“I do not think they are as easily accessible as they should be. Some areas do take into consideration that women may need menstrual products, but if you’re out in a busy area you rarely see them being marketed as readily available,” said Roi Dela Cruz, a senior in the GSWLA academy.

Some may say that the tax on menstrual products provides greater income for the country, but is it really okay to build capital off of a natural human function? Many countries have already been working towards free menstrual products for all or abolishing the tax on the products to make them more affordable. 

As of August 15, 2022, Scotland became the first country to protect the right to access free period products. The Scottish government had already begun providing free period products in schools in 2020 and now they have tackled the issue on an even bigger scale. Scotland has had a global impact on period poverty and has even influenced other countries like South Korea, New Zealand, Canada, and the United States. 

Due to a company called Aunt Flo, Canada now requires that all buildings provide free menstrual products in their restrooms. The United States is also implementing the same but is facing struggles getting this to apply in all fifty states. So far only seventeen states require free menstrual products in restrooms. They are next in line when it comes to passing legislation for menstrual product equality in all states considering many other countries have already done so. 

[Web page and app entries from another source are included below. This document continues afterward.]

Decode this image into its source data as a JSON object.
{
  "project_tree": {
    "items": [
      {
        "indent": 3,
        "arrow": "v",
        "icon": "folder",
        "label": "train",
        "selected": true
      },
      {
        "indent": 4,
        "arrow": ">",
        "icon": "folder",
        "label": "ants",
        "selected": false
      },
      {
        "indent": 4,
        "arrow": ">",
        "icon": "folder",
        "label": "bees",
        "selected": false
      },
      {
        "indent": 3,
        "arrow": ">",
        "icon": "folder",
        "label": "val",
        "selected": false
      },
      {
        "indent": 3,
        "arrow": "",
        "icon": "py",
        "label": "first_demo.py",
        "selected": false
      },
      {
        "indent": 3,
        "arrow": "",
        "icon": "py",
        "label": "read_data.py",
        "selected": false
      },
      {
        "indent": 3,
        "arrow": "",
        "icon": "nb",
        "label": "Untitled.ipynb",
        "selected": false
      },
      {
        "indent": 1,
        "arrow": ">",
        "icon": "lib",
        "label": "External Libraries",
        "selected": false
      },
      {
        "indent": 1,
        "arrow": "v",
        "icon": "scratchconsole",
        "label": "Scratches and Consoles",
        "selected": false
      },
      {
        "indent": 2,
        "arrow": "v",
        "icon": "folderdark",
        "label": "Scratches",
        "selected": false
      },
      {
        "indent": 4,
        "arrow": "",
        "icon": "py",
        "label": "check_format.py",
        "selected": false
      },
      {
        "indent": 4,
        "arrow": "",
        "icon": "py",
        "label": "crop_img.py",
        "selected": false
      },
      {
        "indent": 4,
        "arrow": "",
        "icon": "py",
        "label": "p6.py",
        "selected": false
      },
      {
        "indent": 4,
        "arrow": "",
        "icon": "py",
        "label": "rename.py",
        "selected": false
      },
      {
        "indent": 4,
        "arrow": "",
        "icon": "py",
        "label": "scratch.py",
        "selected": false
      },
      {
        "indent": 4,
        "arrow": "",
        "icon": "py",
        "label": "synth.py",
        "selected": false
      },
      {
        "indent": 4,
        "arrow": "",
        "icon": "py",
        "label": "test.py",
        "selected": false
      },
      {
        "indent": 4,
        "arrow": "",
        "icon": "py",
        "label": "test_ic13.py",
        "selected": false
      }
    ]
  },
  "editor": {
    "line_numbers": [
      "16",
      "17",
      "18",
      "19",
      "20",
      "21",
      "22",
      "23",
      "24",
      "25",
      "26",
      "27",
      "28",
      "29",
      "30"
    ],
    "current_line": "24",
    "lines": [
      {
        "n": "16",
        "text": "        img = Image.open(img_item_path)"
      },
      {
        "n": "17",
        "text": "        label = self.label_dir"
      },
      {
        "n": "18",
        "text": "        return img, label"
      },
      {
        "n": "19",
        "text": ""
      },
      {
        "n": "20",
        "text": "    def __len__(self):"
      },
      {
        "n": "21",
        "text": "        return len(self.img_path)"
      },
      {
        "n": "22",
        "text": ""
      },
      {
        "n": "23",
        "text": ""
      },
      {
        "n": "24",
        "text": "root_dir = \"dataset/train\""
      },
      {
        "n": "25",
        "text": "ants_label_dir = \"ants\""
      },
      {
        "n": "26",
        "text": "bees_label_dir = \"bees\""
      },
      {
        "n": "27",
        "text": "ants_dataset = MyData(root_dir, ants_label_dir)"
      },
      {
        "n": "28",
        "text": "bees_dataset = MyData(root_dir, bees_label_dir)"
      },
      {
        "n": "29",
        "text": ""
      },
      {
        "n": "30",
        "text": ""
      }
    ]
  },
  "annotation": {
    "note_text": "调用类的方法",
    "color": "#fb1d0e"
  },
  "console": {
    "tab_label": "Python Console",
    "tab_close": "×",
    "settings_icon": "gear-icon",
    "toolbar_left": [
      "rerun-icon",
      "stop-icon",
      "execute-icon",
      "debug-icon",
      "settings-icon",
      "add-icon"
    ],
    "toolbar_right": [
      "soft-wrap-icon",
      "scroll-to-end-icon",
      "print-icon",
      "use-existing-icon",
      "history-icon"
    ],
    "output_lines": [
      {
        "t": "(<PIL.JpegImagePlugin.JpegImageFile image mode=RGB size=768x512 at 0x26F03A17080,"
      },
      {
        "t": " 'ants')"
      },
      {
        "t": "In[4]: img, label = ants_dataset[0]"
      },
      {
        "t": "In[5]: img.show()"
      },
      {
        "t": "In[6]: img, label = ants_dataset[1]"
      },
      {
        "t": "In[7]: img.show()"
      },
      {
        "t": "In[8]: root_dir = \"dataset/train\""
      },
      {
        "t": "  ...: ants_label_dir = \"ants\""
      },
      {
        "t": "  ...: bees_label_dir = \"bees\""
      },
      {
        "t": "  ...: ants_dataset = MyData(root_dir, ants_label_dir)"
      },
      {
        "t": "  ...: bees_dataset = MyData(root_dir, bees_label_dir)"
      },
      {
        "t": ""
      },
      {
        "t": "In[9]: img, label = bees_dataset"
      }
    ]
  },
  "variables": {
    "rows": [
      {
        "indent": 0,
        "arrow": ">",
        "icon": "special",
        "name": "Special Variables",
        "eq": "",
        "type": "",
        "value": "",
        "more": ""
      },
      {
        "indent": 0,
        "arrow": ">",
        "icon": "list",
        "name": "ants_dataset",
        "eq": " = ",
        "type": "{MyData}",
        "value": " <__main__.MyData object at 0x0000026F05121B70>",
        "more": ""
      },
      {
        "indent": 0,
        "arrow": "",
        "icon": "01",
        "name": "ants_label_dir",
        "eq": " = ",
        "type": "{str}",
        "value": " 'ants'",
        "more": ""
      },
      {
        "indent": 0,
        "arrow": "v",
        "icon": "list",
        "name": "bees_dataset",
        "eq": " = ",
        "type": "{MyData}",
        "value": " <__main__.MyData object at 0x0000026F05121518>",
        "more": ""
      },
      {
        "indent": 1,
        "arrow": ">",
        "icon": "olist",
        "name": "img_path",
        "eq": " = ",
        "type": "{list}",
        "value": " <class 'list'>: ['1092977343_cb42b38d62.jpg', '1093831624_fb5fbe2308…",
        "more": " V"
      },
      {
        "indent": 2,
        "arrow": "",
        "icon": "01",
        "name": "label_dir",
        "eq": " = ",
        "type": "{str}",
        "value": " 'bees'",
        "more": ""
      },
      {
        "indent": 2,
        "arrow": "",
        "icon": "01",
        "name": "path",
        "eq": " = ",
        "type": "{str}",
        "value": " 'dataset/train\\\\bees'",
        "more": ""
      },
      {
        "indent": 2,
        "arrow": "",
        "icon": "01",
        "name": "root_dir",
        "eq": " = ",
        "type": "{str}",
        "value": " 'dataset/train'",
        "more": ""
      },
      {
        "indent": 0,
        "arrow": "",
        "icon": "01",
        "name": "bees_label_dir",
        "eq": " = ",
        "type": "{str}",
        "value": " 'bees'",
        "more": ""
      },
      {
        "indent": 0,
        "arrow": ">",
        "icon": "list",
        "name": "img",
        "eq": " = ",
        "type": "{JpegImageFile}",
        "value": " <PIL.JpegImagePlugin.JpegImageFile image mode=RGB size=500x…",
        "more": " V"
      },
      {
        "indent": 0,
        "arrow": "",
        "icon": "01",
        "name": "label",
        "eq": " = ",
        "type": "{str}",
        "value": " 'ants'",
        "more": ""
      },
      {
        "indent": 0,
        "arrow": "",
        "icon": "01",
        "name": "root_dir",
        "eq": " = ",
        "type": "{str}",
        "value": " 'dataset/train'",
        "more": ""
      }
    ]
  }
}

“Yes, period products should be free because every person with a uterus has to go through up to a week of bleeding. Many of which have heavy flows and with how expensive they are now it is insane that some people can’t afford those hygienic products and are forced to resort to less safe/clean methods,” said Reese Joyce Olazo, senior in the GSWLA academy.

Without menstrual products, women and girls have a higher risk of infection because they don’t have  clean, safe, and proper products. Although these products are advertised everywhere, period poverty is still a big problem. Period poverty describes the struggle many low-income females face while trying to afford menstrual products. 

Schools around the world are working hard to provide free and accessible menstrual products for all. Many factors are being taken into consideration to have these products labeled as medical necessities rather than luxury items. Students at Tallwood High School have already benefited greatly by having access to products freely. schools need to take the right step to be better for their students.